The story takes place in the mid-80s New York City, and is apparently based on director Noah Baumbach's own family unravelling when he was a teenager. Dad Bernard (Jeff Daniels) is a famous writer. Or, rather he was more famous than he is now, and is pretty much a pretentious washout without much recent success. Mom Joan (Laura Linney) was wowed by Bernard when they were courting, but now she herself is coming into her own as a writer, and is getting published left and right, bruising Bernard's bloated self-image. But the story really belongs to the kids: teenager Walt (Jesse Eisenberg), who is molded in the same pseudo-intellectual mold as his dad, and 12-year-old Frank (Owen Kline) who is dealing with his family's chaos in his own, um, unusual ways.

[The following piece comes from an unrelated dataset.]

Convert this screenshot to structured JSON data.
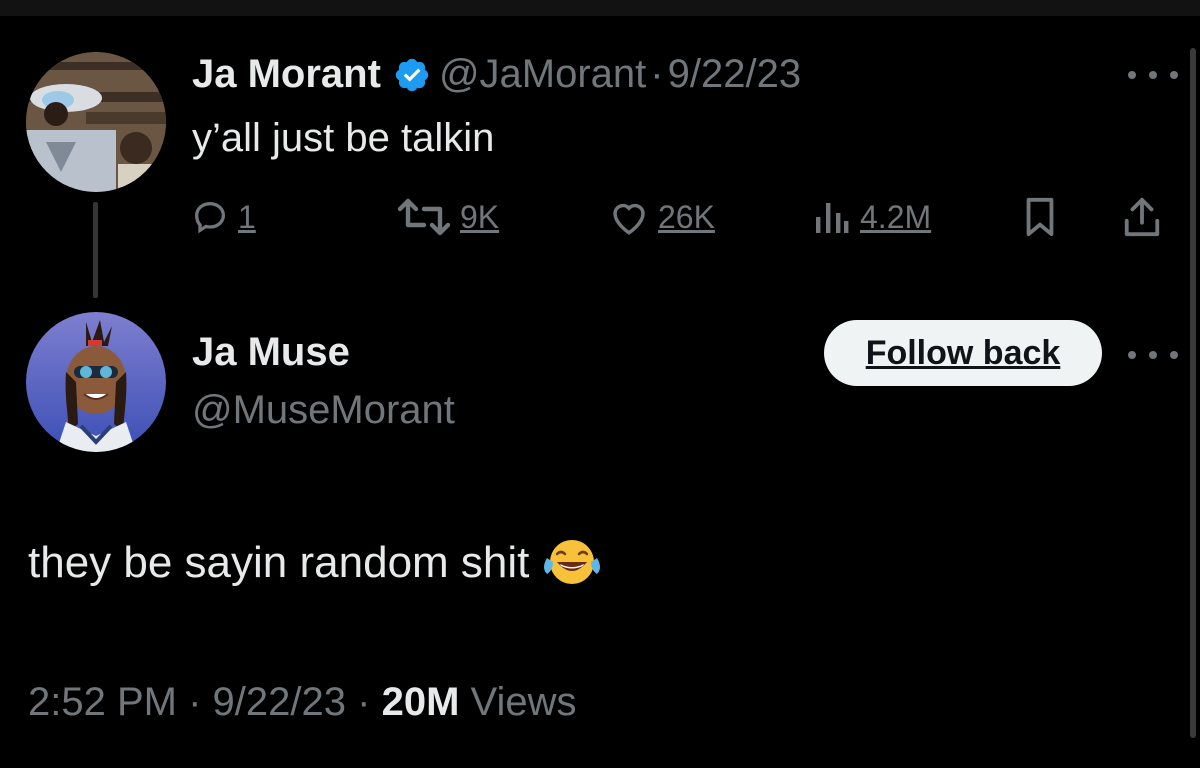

Now, Jeff Daniels is an actor that I mentally put in the same category as Bill Pullman. Talented enough to hold his own, but still kind of bland. If he's in a romantic comedy, he's "nice guy" that never gets the girl. But I was wowed by Daniels in The Squid and the Whale. He is freakin' hilarious, with his scruffy professor beard, wounded ego, and suppressed rage (that sometimes comes out in aggressive ping-pong games with his younger son). Daniels is fabulous, and is the best part about this movie.
But the rest of the cast also does fine. Jesse Eisenberg flails about, trying to keep his head above water while trying to maintain an image of an super-intellectual like his dad. Too good to actually read the classic novels assigned to him in class, he spouts nonsense like, "The ending of Metamorphoses is very Kafka-esque..." and occasionally gets called on it. He has a crush on his dad's hot college student (Anna Paquin), whom his father casually invites to live with him in his new bachelor dump. (Alarm bells went off in my head when Daniels' character makes a move on Paquin... "She's YOUR DAUGHTER!!!" I wanted to scream. "Don't you remember that nice movie you made together about the geese?!!?") Laura Linney unfortunately doesn't have too many scenes, but her matter-of-fact intelligence shines when she tries to explain to her sons the various affairs she's had... in detail!
The Squid and the Whale is an emotionally raw, yet funny and even touching take on a very real event that scars many many people. All of the characters are flawed in Baumbach's tale, but it is hard to hate anyone in this divorce. You just hope they'll all heal enough to move on.